◆ Interface dataset entries:
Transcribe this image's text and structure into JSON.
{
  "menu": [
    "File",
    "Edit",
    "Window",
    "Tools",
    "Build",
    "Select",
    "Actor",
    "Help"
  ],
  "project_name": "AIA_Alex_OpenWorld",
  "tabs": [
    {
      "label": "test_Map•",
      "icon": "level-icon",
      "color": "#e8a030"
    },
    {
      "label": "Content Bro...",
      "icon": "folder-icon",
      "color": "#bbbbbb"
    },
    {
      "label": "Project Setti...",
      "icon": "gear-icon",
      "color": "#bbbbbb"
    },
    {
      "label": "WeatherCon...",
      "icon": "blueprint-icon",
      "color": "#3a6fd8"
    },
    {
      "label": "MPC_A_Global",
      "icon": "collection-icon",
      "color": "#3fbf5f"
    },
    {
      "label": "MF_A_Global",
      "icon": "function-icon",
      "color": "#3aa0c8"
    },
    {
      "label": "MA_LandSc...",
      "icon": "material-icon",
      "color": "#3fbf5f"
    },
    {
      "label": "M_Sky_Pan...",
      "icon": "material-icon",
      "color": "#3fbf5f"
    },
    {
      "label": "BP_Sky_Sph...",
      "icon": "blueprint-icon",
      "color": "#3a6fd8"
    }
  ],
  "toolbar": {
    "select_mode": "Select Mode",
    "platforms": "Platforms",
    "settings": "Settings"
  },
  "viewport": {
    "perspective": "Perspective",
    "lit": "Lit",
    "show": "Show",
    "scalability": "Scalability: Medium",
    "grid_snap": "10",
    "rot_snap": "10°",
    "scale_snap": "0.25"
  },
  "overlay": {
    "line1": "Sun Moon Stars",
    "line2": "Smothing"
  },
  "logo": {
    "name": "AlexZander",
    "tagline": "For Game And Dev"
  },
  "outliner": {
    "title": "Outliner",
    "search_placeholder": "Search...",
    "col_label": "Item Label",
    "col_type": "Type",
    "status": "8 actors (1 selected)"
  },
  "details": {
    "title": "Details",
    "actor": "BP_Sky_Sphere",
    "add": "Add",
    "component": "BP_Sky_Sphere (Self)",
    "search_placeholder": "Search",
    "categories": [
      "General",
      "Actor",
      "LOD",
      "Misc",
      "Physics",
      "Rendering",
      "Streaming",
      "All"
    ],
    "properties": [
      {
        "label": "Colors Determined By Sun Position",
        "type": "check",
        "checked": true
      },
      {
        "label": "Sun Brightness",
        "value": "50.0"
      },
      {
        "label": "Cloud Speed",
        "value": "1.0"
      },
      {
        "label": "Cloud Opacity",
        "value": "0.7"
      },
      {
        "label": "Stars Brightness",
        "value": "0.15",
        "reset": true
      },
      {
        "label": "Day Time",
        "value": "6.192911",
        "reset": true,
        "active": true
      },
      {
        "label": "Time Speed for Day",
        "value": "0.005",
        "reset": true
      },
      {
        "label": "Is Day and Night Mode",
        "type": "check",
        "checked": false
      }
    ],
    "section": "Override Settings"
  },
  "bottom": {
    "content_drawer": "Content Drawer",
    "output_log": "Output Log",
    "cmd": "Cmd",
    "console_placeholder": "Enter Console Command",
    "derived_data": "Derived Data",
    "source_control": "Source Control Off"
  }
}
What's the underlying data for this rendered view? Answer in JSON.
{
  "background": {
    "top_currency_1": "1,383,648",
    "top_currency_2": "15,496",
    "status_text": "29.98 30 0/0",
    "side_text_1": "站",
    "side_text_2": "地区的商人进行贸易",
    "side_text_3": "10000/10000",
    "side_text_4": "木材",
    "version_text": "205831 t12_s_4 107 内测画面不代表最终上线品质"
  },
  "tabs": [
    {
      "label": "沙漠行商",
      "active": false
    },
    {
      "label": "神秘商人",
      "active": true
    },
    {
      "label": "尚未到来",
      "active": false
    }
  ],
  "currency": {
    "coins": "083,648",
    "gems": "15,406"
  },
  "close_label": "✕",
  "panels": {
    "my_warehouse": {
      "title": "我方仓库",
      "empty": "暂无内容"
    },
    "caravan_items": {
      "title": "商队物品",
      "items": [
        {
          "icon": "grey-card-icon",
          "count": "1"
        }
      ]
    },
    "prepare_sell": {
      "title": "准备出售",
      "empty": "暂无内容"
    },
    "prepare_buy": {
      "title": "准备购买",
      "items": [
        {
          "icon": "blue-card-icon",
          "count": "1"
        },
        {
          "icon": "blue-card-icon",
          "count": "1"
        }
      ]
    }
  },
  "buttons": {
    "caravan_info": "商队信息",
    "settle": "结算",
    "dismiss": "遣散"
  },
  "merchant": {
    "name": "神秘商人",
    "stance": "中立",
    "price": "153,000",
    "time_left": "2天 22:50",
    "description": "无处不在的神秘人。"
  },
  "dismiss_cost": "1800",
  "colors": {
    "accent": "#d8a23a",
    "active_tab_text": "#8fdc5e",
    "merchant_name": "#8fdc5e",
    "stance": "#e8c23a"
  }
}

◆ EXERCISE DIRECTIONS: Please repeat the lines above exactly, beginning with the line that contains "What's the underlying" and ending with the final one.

◆ RESULT OF THIS TASK:
What's the underlying data for this rendered view? Answer in JSON.
{
  "background": {
    "top_currency_1": "1,383,648",
    "top_currency_2": "15,496",
    "status_text": "29.98 30 0/0",
    "side_text_1": "站",
    "side_text_2": "地区的商人进行贸易",
    "side_text_3": "10000/10000",
    "side_text_4": "木材",
    "version_text": "205831 t12_s_4 107 内测画面不代表最终上线品质"
  },
  "tabs": [
    {
      "label": "沙漠行商",
      "active": false
    },
    {
      "label": "神秘商人",
      "active": true
    },
    {
      "label": "尚未到来",
      "active": false
    }
  ],
  "currency": {
    "coins": "083,648",
    "gems": "15,406"
  },
  "close_label": "✕",
  "panels": {
    "my_warehouse": {
      "title": "我方仓库",
      "empty": "暂无内容"
    },
    "caravan_items": {
      "title": "商队物品",
      "items": [
        {
          "icon": "grey-card-icon",
          "count": "1"
        }
      ]
    },
    "prepare_sell": {
      "title": "准备出售",
      "empty": "暂无内容"
    },
    "prepare_buy": {
      "title": "准备购买",
      "items": [
        {
          "icon": "blue-card-icon",
          "count": "1"
        },
        {
          "icon": "blue-card-icon",
          "count": "1"
        }
      ]
    }
  },
  "buttons": {
    "caravan_info": "商队信息",
    "settle": "结算",
    "dismiss": "遣散"
  },
  "merchant": {
    "name": "神秘商人",
    "stance": "中立",
    "price": "153,000",
    "time_left": "2天 22:50",
    "description": "无处不在的神秘人。"
  },
  "dismiss_cost": "1800",
  "colors": {
    "accent": "#d8a23a",
    "active_tab_text": "#8fdc5e",
    "merchant_name": "#8fdc5e",
    "stance": "#e8c23a"
  }
}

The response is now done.